5. In a barbecue machine, a spit, means for rotating said spit, said means including a shaft, a basting arm rotatable relative to said shaft, means carried by said basting arm and operatively engageable selectively with said shaft to rotate said basting arm when the shaft rotates, a sump for catching drippings from articles being barbecued on said spit, a bucket on said arm for dipping liquid from said sump and means to dump the contents of said bucket into said trough as said arm passes said trough, said trough having a cam on the end thereof engageable with said bucket to tip it to dumping position.

6. In a barbecue machine, a spit, means for rotating said spit, said means including a shaft, a basting arm rotatable relative to said shaft, means carried by said basting arm for operatively engaging said basting arm with the shaft, a sump for catching drippings from articles being barbecued on said spit, a bucket on said arm for dipping liquid from said sump and means to dump the contents of said bucket into said trough as said arm passes said trough.

7. In a barbecue machine, a spit, a basting trough thereabove, means for rotating said spit, said means including a shaft, a basting arm rotatable relative to said shaft, means carried by said basting arm and operatively engageable selectively with said shaft to rotate said basting arm when the shaft rotates, a sump for catching drippings from articles being barbecued on said spit, a bucket on said arm pivoted thereto and engageable with the edge of said sump to tip the bucket to a position for receiving basting liquid as the arm swings through the sump, said bucket being engageable with the edge of the trough to dump the contents of the bucket into the trough as the arm passes the trough.

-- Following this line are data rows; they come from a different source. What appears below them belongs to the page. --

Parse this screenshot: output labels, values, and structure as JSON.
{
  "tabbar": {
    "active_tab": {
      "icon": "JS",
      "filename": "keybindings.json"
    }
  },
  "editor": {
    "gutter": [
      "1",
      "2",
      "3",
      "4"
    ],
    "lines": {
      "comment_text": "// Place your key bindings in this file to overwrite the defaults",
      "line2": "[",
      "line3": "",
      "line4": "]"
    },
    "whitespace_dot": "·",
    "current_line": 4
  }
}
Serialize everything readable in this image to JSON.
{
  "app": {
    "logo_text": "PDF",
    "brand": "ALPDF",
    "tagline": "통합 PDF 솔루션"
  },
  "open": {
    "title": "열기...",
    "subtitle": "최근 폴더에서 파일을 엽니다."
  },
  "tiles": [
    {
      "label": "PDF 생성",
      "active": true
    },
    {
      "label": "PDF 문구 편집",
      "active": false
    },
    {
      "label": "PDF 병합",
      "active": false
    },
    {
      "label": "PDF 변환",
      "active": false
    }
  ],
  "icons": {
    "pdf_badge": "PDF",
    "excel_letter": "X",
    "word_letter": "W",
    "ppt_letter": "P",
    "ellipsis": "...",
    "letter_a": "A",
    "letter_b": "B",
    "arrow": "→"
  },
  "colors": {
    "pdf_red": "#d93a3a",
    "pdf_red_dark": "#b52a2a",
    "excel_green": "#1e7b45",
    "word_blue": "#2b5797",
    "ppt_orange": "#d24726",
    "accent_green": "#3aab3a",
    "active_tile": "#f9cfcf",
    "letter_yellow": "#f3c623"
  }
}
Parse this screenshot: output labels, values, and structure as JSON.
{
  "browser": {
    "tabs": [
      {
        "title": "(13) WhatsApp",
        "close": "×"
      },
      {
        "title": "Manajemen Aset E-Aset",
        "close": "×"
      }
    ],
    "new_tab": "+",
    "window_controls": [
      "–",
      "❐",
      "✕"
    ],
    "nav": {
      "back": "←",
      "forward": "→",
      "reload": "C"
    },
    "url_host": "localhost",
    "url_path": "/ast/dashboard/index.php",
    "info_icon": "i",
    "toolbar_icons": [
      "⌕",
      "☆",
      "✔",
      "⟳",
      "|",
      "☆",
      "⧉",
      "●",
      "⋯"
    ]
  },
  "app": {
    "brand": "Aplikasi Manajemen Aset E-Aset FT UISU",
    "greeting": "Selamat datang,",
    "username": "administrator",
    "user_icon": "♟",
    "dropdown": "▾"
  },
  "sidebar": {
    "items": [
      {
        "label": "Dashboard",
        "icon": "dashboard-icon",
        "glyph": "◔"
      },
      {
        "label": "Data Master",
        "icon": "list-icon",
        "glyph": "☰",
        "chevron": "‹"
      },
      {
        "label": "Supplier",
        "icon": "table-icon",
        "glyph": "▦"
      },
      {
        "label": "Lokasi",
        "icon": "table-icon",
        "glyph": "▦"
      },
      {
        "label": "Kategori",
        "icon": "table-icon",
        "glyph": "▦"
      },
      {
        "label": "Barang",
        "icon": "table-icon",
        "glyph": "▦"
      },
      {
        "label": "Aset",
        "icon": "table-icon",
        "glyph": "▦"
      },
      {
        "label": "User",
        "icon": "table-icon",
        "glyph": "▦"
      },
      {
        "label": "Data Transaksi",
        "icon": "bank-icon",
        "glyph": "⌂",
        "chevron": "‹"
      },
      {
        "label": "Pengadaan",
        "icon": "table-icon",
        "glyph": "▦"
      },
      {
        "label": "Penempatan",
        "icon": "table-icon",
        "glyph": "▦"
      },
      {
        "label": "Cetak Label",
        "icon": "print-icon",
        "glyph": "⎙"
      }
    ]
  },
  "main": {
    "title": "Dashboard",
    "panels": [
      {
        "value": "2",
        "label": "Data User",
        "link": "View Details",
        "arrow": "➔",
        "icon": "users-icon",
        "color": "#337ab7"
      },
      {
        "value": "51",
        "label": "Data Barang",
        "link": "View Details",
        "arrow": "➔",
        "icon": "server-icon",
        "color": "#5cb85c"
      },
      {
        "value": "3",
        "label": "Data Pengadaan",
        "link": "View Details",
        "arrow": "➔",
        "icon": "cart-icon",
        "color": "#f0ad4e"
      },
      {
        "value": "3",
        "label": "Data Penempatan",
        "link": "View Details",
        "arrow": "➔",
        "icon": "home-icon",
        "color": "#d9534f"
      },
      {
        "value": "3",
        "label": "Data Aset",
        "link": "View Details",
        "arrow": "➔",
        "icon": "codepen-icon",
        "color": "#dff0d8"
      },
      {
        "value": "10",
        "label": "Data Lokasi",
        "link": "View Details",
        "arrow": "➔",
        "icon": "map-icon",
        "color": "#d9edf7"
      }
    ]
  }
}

8. In a barbecue machine, a spit, a basting trough above said spit, a basting arm, means for rotating said basting arm, a sump for catching drippings from articles being barbecued on said spit, a bucket on said arm engageable with the edge of said sump to tip the bucket to a position for receiving basting liquid as the arm swings through the sump, said bucket being engageable with the edge of the trough to dump the contents of the bucket into the trough as the arm passes the trough.

GUS G. GARVIS.

Referenced by
Citing PatentFiling datePublication dateApplicantTitle
US2470645 *Aug 2, 1943May 17, 1949Reichart James HPortable electric barbecue
US2502685 *Nov 25, 1946Apr 4, 1950Warner Henry TBarbecue apparatus
US2573115 *Jul 5, 1949Oct 30, 1951Thomas J SistoBarbecue stove
US2588091 *Jan 13, 1950Mar 4, 1952Edward DornbushCombination rotisserie and oven
US2600760 *Dec 30, 1948Jun 17, 1952Ira B SmithaRotisserie
US2635529 *Jul 29, 1946Apr 21, 1953Jules NisensonCooking device
US2701516 *Aug 27, 1951Feb 8, 1955Hugh DorseyBasting apparatus for food cooking machines
US2785624 *Aug 19, 1955Mar 19, 1957Brittain Clovis LBarbecuing machine
US2796019 *Feb 16, 1954Jun 18, 1957Hunt Heater CorpBarbecue machine
US4089258 *Aug 29, 1975May 16, 1978Ducane Heating CorporationGas fired barbecue unit
US4177721 *Feb 1, 1978Dec 11, 1979Redhead Walden KBarbecue rotisserie baster
US4548130 *Feb 29, 1984Oct 22, 1985Lester DienerAutomatic food cooking machine
US5205207 *Jul 17, 1992Apr 27, 1993Mcguire KevinMultimodal rotisserie
US5974952 *Mar 31, 1994Nov 2, 1999Riccio; RenatoCooking apparatus
US6250211May 22, 2000Jun 26, 2001Nelgo Manufacturing, Inc.Barbecue assembly with laterally movable spit arm
EP0200233A1 *May 2, 1986Nov 5, 1986Moulinex S.A.Food tray for grilling device
Classifications
U.S. Classification99/346, 99/421.00H
International ClassificationA47J37/04
Cooperative ClassificationA47J37/041
European ClassificationA47J37/04A